How Netflix Scores Top Movies and TV for Streaming

Netflix is focusing on streaming video, the company’s obvious future. But stories of resistance from movie studios are well known. How is Netflix dealing with this problem?

Netflix streaming numbers


Streaming video is Netflix‘s future–it’s no secret, not to their customers, not to the press, and not to their peers. But the company’s difficulties in securing top-quality movies and TV shows from the studios to stream is well-documented. How is Netflix dealing with this problem?

Smartly, it turns out. CNET explains some of the ways Netflix is working to make sure their streaming video service moves as fast as their customers. First, it’s a cyclical process. Mailing DVDs and Blu-ray discs out is far more expensive than streaming video, and it’s also less convenient for the consumer. The better Netflix’s streaming catalog is, the more people will use it, and consequently use their physical disc mailing service less. I can vouch for that–I use Netflix Instant Watch streaming nearly every day (I’ve given up cable) but have had the same three DVDs for months.

When people use the mailing service less, Netflix can cut costs from that part of the business–which is exactly what happened. In the most recent financial quarter, Netflix spent $24 million on the physical disc part of their business, almost half of the $43 million the company spent in the year-ago quarter. And while Netflix’s monthly fee hasn’t changed, they’ve exploded in subscriber base size: In the last year, the company added 5 million new members, and predicts a possible 18.5 million subscribers by the year’s end.

For comparison, Comcast, the country’s largest cable provider, has 24.6 million subscribers. Netflix will probably top 20 million sometime next year, putting them right in the same category as Comcast. That’s a powerful position to be in.

Netflix is also making deals advantageous to the studios. In agreeing to not rent any Warner Bros. movies for 28 days after their DVD release, Netflix got into that studio’s good graces. And now, with all the new revenue flowing in, Netflix is making friends the old-fashioned way: by buying them. In the most recent quarter, Netflix spent $66 million on streaming video acquisitions, more than seven times as much as it spent in the year-ago quarter.

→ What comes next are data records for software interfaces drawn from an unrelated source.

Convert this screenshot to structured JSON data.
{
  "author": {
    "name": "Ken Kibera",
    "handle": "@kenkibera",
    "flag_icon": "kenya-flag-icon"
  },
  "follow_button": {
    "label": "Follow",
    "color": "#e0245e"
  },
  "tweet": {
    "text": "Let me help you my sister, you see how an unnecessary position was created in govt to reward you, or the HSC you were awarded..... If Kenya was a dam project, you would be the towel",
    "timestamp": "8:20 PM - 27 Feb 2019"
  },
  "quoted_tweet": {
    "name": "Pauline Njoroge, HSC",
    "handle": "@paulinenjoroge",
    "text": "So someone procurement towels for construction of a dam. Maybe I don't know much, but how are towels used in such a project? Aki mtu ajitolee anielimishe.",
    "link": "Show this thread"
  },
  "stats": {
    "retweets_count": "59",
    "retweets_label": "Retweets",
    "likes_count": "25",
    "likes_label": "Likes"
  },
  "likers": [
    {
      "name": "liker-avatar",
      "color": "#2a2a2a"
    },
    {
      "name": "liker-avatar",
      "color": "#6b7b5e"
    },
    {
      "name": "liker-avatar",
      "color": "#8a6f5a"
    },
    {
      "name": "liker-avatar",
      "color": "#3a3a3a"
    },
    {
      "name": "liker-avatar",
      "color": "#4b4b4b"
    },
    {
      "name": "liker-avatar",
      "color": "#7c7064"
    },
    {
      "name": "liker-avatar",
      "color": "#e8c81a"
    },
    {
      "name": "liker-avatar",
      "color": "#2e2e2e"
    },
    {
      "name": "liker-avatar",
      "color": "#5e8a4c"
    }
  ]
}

Netflix’s star is going to keep rising. They’re very simply the best movie distribution service we’ve ever seen, and these kinds of shrewd moves are going to keep them there.


[Image credit: Gizmodo]

Dan Nosowitz, the author of this post, can be followed on Twitter, corresponded with via email, and stalked in San Francisco (no link for that one–you’ll have to do the legwork yourself).


About the author

Dan Nosowitz is a freelance writer and editor who has written for Popular Science, The Awl, Gizmodo, Fast Company, BuzzFeed, and elsewhere. He holds an undergraduate degree from McGill University and currently lives in Brooklyn, because he has a beard and glasses and that's the law.